Helgeland’s latest is “Finestkind” (now streaming on Paramount+) and it premiered at the Toronto International Film Festival this fall to middling reviews. I liked it a good deal better than these curmudgeonly critics. Helgeland drew from his own experiences working as a fisherman in Massachusetts for the film and in doing so has made what could be the ultimate “Dad Movie.” It’s earnest, feels like a throwback to flicks made in the 1980s (complete with power ballad montages), is memeable AF (Tommy Lee Jones utters the line, “I’m yer fuckin’ Daddy,” and spends an entire minute of the movie making whale noises) and likely won’t appeal to anyone under the age of 40, but it worked for me.
Ben Foster stars as Tom Eldridge, the captain of a fishing vessel crewed by Costa (Ismael Cruz Cordova), Skeemo (Aaron Stanford) and Nunes (Scotty Tovar). Tom’s much younger and much wealthier half-brother Charlie (Toby Wallace) wants to spend the summer between graduation and law school working for his older sibling. Tom reluctantly agrees.
On Charlie’s first voyage out to sea Tom’s given a bum boat by the fishing company and the vessel goes down after an engine fire. Stepping in to aid Tom is his estranged father Ray (Jones), who offers to let him use his boat – the titular Finestkind – on their next outing.
Tom, looking to stick it to his old man by bringing in the biggest haul the Finestkind has ever seen, fishes in Canadian waters (a big no-no) and winds up getting Ray’s boat impounded, catches forfeited and a $100,000 fine incurred.
In order to get the money Charlie brokers a deal between his burgeoning girlfriend Mabel (recent “Scream” refugee Jenna Ortega) and local drug kingpin Pete Weeks (Clayne Crawford) for the Finestkind’s crew to retrieve and deliver a shipment of heroin. Things, as they often do, go sideways and the boys find themselves even deeper in the drink.
“Finestkind” is uniformly well-acted, but there are three performances that really stand out. Jones does a lot with a little and has a scene late in the picture that’s one of the year’s best – bumping this three and a half star movie up to a four. Foster’s one of my favorite working character actors and the role of Tom has him working in one of his strongest modes – emotionally repressed and ever on the verge of exploding. Crawford only has a few scenes, but he makes an absolute meal out of them oscillating between funny and threatening with great ease.

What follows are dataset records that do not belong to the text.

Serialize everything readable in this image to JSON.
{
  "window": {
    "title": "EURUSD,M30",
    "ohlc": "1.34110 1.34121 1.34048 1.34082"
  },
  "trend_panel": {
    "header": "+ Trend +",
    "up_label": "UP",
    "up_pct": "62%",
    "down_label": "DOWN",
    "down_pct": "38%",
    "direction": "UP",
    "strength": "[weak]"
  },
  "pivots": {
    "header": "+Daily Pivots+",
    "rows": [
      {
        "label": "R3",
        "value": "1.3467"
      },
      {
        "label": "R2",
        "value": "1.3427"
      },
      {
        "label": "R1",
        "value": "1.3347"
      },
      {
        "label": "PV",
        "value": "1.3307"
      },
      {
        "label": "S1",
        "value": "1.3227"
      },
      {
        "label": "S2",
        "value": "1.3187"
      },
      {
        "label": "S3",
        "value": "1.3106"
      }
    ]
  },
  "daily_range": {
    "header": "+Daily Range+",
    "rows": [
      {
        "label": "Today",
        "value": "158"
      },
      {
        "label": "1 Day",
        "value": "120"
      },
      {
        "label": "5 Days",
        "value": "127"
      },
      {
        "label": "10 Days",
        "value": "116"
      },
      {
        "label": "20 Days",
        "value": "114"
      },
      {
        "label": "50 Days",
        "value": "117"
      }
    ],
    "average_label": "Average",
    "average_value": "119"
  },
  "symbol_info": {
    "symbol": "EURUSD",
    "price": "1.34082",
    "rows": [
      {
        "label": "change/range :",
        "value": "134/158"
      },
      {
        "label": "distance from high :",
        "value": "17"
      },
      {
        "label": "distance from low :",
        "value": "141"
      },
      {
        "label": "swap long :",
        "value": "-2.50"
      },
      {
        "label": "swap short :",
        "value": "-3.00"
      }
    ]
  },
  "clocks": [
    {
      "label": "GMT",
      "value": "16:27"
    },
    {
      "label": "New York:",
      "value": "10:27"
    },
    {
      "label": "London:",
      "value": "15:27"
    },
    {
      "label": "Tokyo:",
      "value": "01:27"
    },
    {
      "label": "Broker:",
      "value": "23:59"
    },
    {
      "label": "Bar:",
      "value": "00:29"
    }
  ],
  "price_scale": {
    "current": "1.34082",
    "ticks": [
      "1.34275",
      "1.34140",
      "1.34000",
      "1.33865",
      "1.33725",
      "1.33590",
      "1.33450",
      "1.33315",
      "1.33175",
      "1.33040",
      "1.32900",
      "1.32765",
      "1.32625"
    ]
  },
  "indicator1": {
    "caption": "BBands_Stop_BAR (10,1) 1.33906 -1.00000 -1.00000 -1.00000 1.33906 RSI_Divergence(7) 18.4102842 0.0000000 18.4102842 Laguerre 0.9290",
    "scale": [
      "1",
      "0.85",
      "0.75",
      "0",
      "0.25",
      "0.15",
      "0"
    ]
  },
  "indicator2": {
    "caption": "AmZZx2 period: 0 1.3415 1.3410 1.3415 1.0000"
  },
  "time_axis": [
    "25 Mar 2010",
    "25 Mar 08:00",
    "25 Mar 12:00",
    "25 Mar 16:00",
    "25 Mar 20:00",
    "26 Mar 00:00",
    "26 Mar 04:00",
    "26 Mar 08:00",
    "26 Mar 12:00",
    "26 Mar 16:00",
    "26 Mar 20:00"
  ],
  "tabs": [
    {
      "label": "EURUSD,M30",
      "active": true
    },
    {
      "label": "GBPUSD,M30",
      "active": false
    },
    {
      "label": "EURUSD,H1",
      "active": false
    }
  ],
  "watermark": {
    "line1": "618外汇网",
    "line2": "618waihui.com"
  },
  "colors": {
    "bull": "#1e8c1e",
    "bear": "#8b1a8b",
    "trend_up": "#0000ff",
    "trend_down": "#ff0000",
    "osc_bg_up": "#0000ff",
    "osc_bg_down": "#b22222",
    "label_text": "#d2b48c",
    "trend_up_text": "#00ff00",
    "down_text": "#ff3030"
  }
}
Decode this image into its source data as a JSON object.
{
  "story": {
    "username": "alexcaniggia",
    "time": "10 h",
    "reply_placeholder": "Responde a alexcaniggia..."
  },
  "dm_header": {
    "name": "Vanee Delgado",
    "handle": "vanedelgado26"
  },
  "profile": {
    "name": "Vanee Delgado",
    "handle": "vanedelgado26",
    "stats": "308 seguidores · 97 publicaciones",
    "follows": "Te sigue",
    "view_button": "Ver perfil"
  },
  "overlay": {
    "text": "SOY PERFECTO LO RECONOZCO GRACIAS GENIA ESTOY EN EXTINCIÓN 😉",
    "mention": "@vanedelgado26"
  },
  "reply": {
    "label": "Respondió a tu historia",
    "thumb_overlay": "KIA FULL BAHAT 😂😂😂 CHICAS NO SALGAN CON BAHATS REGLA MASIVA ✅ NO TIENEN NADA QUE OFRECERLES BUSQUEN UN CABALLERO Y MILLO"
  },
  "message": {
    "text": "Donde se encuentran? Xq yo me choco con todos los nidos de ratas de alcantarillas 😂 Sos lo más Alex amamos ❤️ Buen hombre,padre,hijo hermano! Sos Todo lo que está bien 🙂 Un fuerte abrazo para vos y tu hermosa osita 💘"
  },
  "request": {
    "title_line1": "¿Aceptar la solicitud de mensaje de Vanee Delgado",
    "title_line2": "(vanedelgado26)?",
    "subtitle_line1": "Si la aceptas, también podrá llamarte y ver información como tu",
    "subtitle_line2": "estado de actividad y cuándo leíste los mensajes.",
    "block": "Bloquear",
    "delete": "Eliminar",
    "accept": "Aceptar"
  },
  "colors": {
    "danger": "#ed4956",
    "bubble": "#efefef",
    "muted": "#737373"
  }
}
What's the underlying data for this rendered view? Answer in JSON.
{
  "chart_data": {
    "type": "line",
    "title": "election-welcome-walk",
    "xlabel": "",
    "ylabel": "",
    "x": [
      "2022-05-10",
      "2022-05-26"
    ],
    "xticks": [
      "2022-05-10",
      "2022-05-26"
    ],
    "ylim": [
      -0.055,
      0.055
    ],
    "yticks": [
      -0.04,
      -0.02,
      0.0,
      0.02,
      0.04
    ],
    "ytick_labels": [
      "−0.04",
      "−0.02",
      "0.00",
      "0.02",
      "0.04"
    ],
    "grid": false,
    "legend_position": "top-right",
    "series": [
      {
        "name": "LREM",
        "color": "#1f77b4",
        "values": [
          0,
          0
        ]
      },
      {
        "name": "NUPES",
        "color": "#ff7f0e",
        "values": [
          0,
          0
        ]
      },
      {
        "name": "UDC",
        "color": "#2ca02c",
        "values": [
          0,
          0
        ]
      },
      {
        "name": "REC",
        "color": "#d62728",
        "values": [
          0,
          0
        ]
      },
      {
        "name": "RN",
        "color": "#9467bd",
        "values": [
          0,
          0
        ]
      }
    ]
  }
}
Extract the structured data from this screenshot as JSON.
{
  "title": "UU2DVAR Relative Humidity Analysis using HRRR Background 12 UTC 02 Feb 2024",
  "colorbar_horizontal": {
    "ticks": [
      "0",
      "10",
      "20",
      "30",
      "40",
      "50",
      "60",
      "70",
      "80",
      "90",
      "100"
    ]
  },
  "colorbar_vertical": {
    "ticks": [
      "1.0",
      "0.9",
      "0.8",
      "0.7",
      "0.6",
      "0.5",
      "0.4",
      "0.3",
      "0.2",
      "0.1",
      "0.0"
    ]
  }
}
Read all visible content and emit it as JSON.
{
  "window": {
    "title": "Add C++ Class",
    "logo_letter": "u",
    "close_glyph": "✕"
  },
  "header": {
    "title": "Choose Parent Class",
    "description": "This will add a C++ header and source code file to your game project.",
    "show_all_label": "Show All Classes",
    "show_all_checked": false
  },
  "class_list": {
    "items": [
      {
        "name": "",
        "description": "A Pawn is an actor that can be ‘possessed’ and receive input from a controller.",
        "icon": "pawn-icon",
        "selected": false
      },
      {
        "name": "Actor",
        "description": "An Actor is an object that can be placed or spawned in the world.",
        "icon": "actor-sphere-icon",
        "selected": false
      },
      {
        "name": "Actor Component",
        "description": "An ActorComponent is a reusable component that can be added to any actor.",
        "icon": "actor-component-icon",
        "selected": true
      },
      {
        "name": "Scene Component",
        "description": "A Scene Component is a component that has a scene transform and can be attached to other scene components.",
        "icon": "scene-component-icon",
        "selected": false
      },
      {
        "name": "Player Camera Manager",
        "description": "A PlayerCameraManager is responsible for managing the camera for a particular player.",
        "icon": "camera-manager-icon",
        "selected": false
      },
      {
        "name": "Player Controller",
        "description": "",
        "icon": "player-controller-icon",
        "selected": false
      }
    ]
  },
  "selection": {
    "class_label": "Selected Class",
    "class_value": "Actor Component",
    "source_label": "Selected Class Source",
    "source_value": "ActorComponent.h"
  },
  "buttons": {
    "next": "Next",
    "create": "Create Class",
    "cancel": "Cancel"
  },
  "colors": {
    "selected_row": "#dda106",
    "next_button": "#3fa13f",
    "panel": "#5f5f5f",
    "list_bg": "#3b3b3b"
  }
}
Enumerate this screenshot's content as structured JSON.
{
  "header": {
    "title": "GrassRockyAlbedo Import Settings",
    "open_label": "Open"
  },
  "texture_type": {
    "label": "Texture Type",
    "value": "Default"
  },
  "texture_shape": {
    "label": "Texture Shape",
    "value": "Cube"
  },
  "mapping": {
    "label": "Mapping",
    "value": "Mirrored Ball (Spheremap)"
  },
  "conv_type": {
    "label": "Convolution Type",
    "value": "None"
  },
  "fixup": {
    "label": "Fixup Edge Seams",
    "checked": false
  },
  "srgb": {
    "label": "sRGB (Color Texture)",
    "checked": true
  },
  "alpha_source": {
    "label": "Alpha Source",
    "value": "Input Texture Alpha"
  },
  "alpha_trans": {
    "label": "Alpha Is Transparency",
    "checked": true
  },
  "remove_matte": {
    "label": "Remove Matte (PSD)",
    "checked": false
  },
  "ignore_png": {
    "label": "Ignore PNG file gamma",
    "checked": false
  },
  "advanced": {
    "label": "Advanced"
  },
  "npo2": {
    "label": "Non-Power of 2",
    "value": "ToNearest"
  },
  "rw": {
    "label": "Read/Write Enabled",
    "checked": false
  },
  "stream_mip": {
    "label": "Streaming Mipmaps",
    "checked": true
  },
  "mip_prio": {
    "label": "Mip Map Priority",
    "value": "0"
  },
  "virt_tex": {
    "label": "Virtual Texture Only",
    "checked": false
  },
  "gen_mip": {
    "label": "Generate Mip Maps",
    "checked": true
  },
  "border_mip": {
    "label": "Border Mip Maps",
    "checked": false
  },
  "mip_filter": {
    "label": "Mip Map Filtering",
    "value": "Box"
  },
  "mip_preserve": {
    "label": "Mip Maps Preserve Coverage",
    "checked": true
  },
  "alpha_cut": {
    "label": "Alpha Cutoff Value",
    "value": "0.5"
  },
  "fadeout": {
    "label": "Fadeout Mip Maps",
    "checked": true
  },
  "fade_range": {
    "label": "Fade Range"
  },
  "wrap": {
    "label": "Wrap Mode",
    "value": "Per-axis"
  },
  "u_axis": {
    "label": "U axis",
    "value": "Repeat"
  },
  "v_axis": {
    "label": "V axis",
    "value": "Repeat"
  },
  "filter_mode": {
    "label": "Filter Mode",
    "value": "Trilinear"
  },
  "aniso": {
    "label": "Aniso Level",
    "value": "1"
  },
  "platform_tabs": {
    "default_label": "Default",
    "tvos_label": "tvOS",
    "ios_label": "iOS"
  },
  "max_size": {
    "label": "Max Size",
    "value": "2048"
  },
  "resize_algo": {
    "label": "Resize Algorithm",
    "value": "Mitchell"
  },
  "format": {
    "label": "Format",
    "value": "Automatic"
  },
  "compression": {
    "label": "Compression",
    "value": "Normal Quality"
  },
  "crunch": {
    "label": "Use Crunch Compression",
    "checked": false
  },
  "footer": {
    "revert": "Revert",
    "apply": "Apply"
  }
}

“Finestkind” is probably best enjoyed on a couch beside your Dad while downing a coupla Buds (ostensibly the official beverage of the Finestkind’s crew). It won’t quite be “Dad Movie” nirvana, but it’ll be awfully damned close.